Nooksack River[edit]

After the Middle and South Forks join, the combined river flows northwest, emerging from the mountains and flowing past Everson and Lynden. Near Everson, the river is at risk of floods breaching the right bank, allowing flow into lower lands to the north, through Sumas River and into Canada. At Lynden the river turns southwest and then, near Ferndale, south, to enter the north side of Bellingham Bay at the Lummi Indian Reservation, approximately 3 miles (4.8 km) west of Bellingham.[9]

The river is subject to flooding due to high rainfall amounts and some of the deepest snow packs in the country, sometimes triggered by a Pineapple Express, a weather pattern that brings central Pacific wind and rain to the northwest. One such storm flooded the city of Everson on November 7, 2006.[10]

Glacier Creek joins the Nooksack River

River modifications[edit]

The river currently supplies the nearby town of Glacier with hydroelectric power from a dam near Nooksack Falls. The river is also partially blocked with a low diversion dam on the Middle Fork by the city of Bellingham to divert water into Lake Whatcom, Bellingham's drinking water supply.

In the late 19th century, most of the stream flow of the Nooksack River near its mouth flowed through the present channel of the short Lummi River to Lummi Bay, northwest of Bellingham Bay. Near the start of the 20th century, a log jam plugged the channel to Lummi Bay, forcing the river to change its channel to the present one. The accumulation of the new river delta has been an ongoing field of research regarding the new wetlands it has created while no longer resupplying the previous delta on Lummi Bay, except during high flow conditions.

See also[edit]

References[edit]
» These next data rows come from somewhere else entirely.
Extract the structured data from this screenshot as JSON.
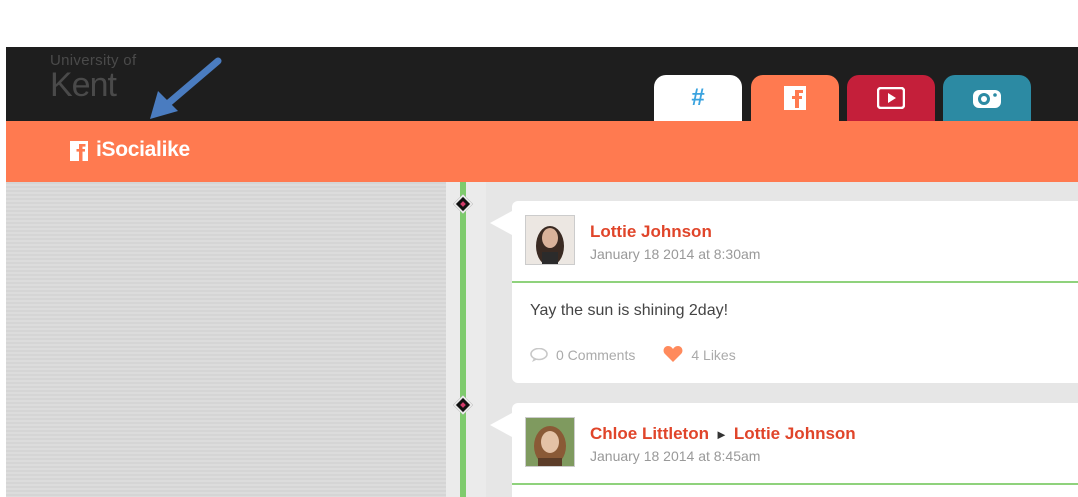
{
  "brand": {
    "line1": "University of",
    "line2": "Kent"
  },
  "tabs": [
    {
      "name": "hashtag",
      "label": "#",
      "color": "#ffffff"
    },
    {
      "name": "facebook",
      "icon": "facebook-icon",
      "color": "#ff7a50"
    },
    {
      "name": "youtube",
      "icon": "play-icon",
      "color": "#c41f3a"
    },
    {
      "name": "instagram",
      "icon": "camera-icon",
      "color": "#2c8aa3"
    }
  ],
  "header": {
    "title": "iSocialike",
    "icon": "facebook-icon"
  },
  "colors": {
    "accent": "#ff7a50",
    "timeline": "#7ecb6d",
    "name": "#e0452a"
  },
  "posts": [
    {
      "author": "Lottie Johnson",
      "date": "January 18 2014 at 8:30am",
      "message": "Yay the sun is shining 2day!",
      "comments": "0 Comments",
      "likes": "4 Likes"
    },
    {
      "author": "Chloe Littleton",
      "arrow": "►",
      "recipient": "Lottie Johnson",
      "date": "January 18 2014 at 8:45am"
    }
  ]
}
  1. ^ U.S. Geological Survey Geographic Names Information System: Nooksack River
  2. ^ a b Google Earth elevation for GNIS coordinates.
  3. ^ a b U.S. Geological Survey Geographic Names Information System: Nooksack River
  4. ^ Nooksack River Archived 2004-07-02 at the Wayback Machine., The Columbia Gazetteer of North America.
  5. ^ a b c Nooksack River Basin, Water Resource Data, Washington, 2005, USGS.
  6. ^ a b c "Cultural Resources Department". NookSack Indian Tribe. Retrieved 2013-09-16.
  7. ^ U.S. Geological Survey Geographic Names Information System: Nooksack River
  8. ^ U.S. Geological Survey Geographic Names Information System: Nooksack River
  9. ^ Course info mainly from: Washington Road & Recreation Atlas. Benchmark Maps. 2000.
  10. ^ Blumenthal, Les (October 12, 2008). "Endangered species ruling could slow development in floodplains". The News Tribune. Tacoma News, Inc. Retrieved 2008-10-12.[dead link]